═════ Provided data ═════

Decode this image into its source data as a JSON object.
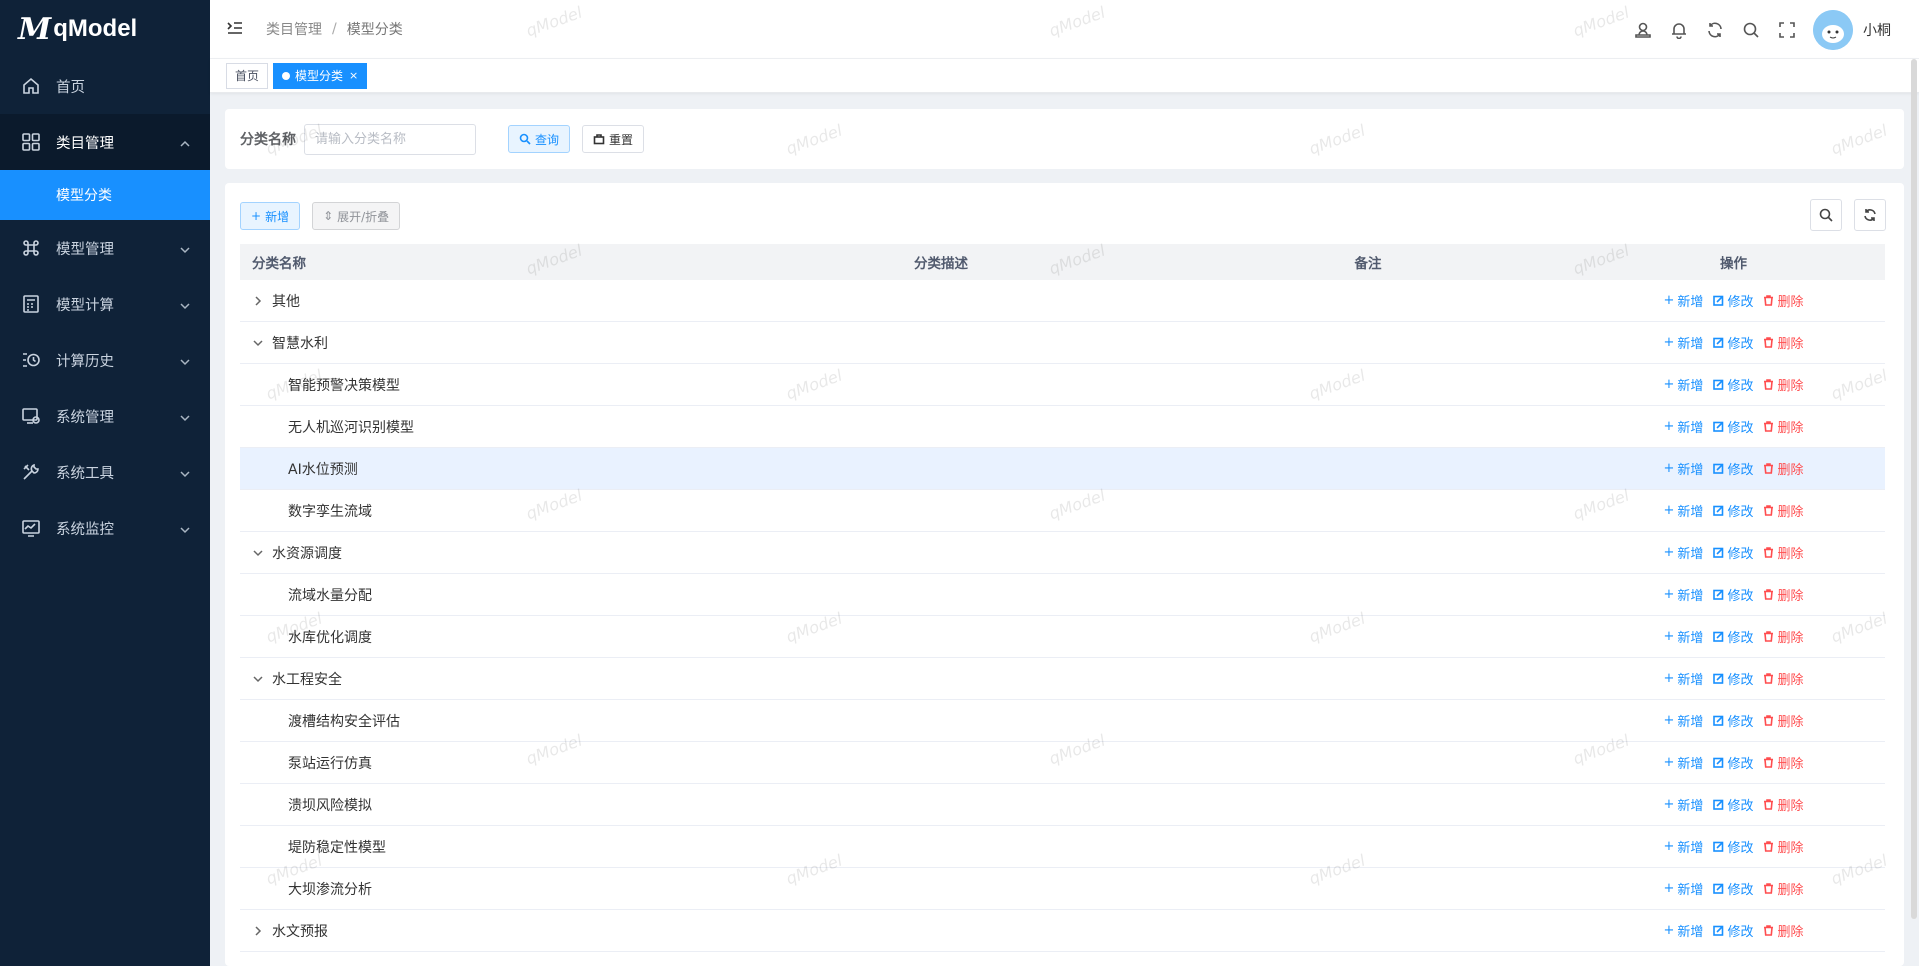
{
  "app": {
    "logo_mark": "M",
    "logo_text": "qModel"
  },
  "sidebar": {
    "items": [
      {
        "label": "首页",
        "icon": "home-icon",
        "expandable": false
      },
      {
        "label": "类目管理",
        "icon": "grid-icon",
        "expandable": true,
        "open": true,
        "children": [
          {
            "label": "模型分类",
            "active": true
          }
        ]
      },
      {
        "label": "模型管理",
        "icon": "command-icon",
        "expandable": true
      },
      {
        "label": "模型计算",
        "icon": "calculator-icon",
        "expandable": true
      },
      {
        "label": "计算历史",
        "icon": "history-icon",
        "expandable": true
      },
      {
        "label": "系统管理",
        "icon": "system-settings-icon",
        "expandable": true
      },
      {
        "label": "系统工具",
        "icon": "tools-icon",
        "expandable": true
      },
      {
        "label": "系统监控",
        "icon": "monitor-icon",
        "expandable": true
      }
    ]
  },
  "header": {
    "breadcrumb": [
      "类目管理",
      "模型分类"
    ],
    "username": "小桐",
    "icons": [
      "user-icon",
      "bell-icon",
      "refresh-icon",
      "search-icon",
      "fullscreen-icon"
    ]
  },
  "tags": [
    {
      "label": "首页",
      "active": false
    },
    {
      "label": "模型分类",
      "active": true,
      "close": "×"
    }
  ],
  "search": {
    "label": "分类名称",
    "placeholder": "请输入分类名称",
    "value": "",
    "query_label": "查询",
    "reset_label": "重置"
  },
  "toolbar": {
    "add_label": "新增",
    "expand_label": "展开/折叠"
  },
  "table": {
    "columns": [
      "分类名称",
      "分类描述",
      "备注",
      "操作"
    ],
    "ops": {
      "add": "新增",
      "edit": "修改",
      "delete": "删除"
    },
    "rows": [
      {
        "name": "其他",
        "level": 0,
        "arrow": "right"
      },
      {
        "name": "智慧水利",
        "level": 0,
        "arrow": "down"
      },
      {
        "name": "智能预警决策模型",
        "level": 1
      },
      {
        "name": "无人机巡河识别模型",
        "level": 1
      },
      {
        "name": "AI水位预测",
        "level": 1,
        "highlight": true
      },
      {
        "name": "数字孪生流域",
        "level": 1
      },
      {
        "name": "水资源调度",
        "level": 0,
        "arrow": "down"
      },
      {
        "name": "流域水量分配",
        "level": 1
      },
      {
        "name": "水库优化调度",
        "level": 1
      },
      {
        "name": "水工程安全",
        "level": 0,
        "arrow": "down"
      },
      {
        "name": "渡槽结构安全评估",
        "level": 1
      },
      {
        "name": "泵站运行仿真",
        "level": 1
      },
      {
        "name": "溃坝风险模拟",
        "level": 1
      },
      {
        "name": "堤防稳定性模型",
        "level": 1
      },
      {
        "name": "大坝渗流分析",
        "level": 1
      },
      {
        "name": "水文预报",
        "level": 0,
        "arrow": "right"
      }
    ]
  },
  "watermark_text": "qModel",
  "colors": {
    "sidebar_bg": "#0f2238",
    "primary": "#1890ff",
    "danger": "#ff4d4f"
  }
}
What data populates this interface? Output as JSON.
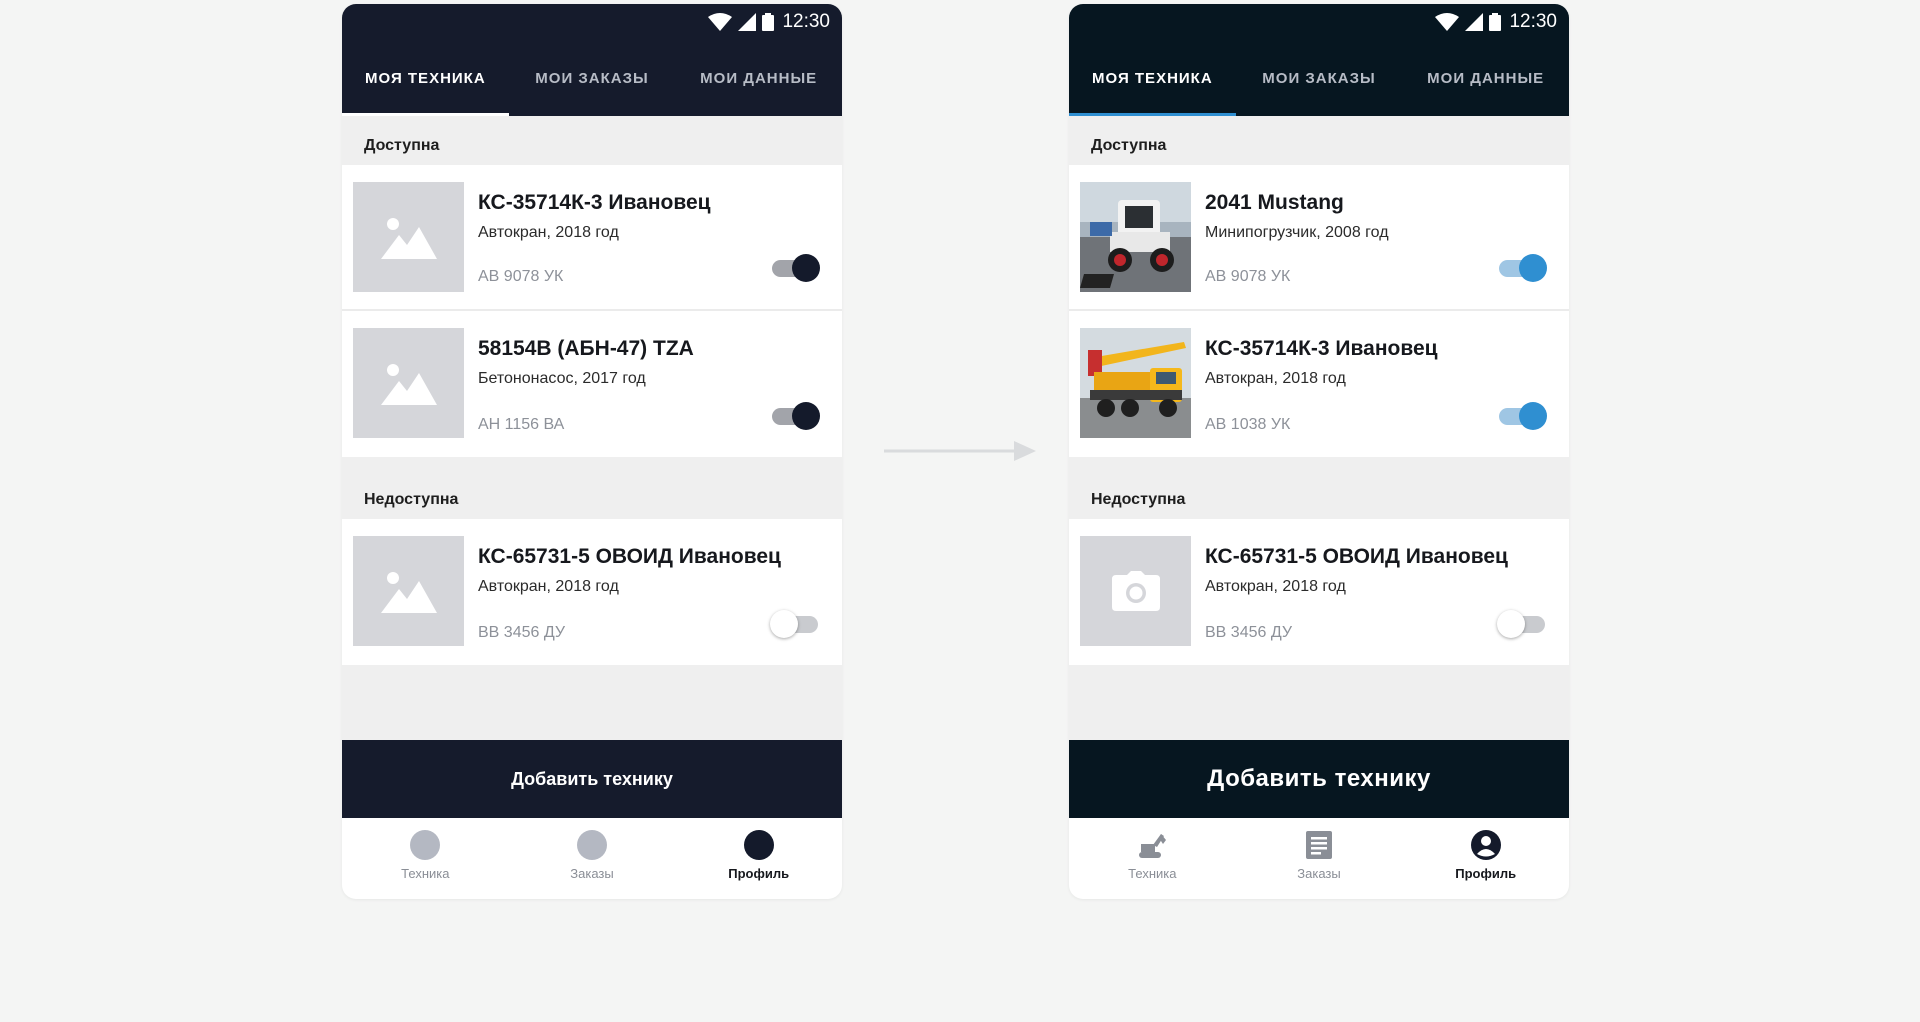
{
  "status_bar": {
    "time": "12:30"
  },
  "tabs": [
    "МОЯ ТЕХНИКА",
    "МОИ ЗАКАЗЫ",
    "МОИ ДАННЫЕ"
  ],
  "sections": {
    "available": "Доступна",
    "unavailable": "Недоступна"
  },
  "add_button": "Добавить технику",
  "bottom_nav": [
    "Техника",
    "Заказы",
    "Профиль"
  ],
  "left_screen": {
    "available_items": [
      {
        "title": "КС-35714К-3 Ивановец",
        "subtitle": "Автокран, 2018 год",
        "plate": "АВ 9078 УК",
        "enabled": true,
        "icon": "image-placeholder-icon"
      },
      {
        "title": "58154В (АБН-47) TZA",
        "subtitle": "Бетононасос, 2017 год",
        "plate": "АН 1156 ВА",
        "enabled": true,
        "icon": "image-placeholder-icon"
      }
    ],
    "unavailable_items": [
      {
        "title": "КС-65731-5 ОВОИД Ивановец",
        "subtitle": "Автокран, 2018 год",
        "plate": "ВВ 3456 ДУ",
        "enabled": false,
        "icon": "image-placeholder-icon"
      }
    ]
  },
  "right_screen": {
    "available_items": [
      {
        "title": "2041 Mustang",
        "subtitle": "Минипогрузчик, 2008 год",
        "plate": "АВ 9078 УК",
        "enabled": true,
        "icon": "skid-steer-photo"
      },
      {
        "title": "КС-35714К-3 Ивановец",
        "subtitle": "Автокран, 2018 год",
        "plate": "АВ 1038 УК",
        "enabled": true,
        "icon": "crane-truck-photo"
      }
    ],
    "unavailable_items": [
      {
        "title": "КС-65731-5 ОВОИД Ивановец",
        "subtitle": "Автокран, 2018 год",
        "plate": "ВВ 3456 ДУ",
        "enabled": false,
        "icon": "camera-icon"
      }
    ]
  },
  "colors": {
    "left_header": "#151b2c",
    "right_header": "#061620",
    "accent_blue": "#2f8fd1",
    "page_bg": "#f4f5f4"
  }
}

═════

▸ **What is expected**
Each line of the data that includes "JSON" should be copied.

▸ **Exercise response**
Decode this image into its source data as a JSON object.
What data populates this interface? Output as JSON.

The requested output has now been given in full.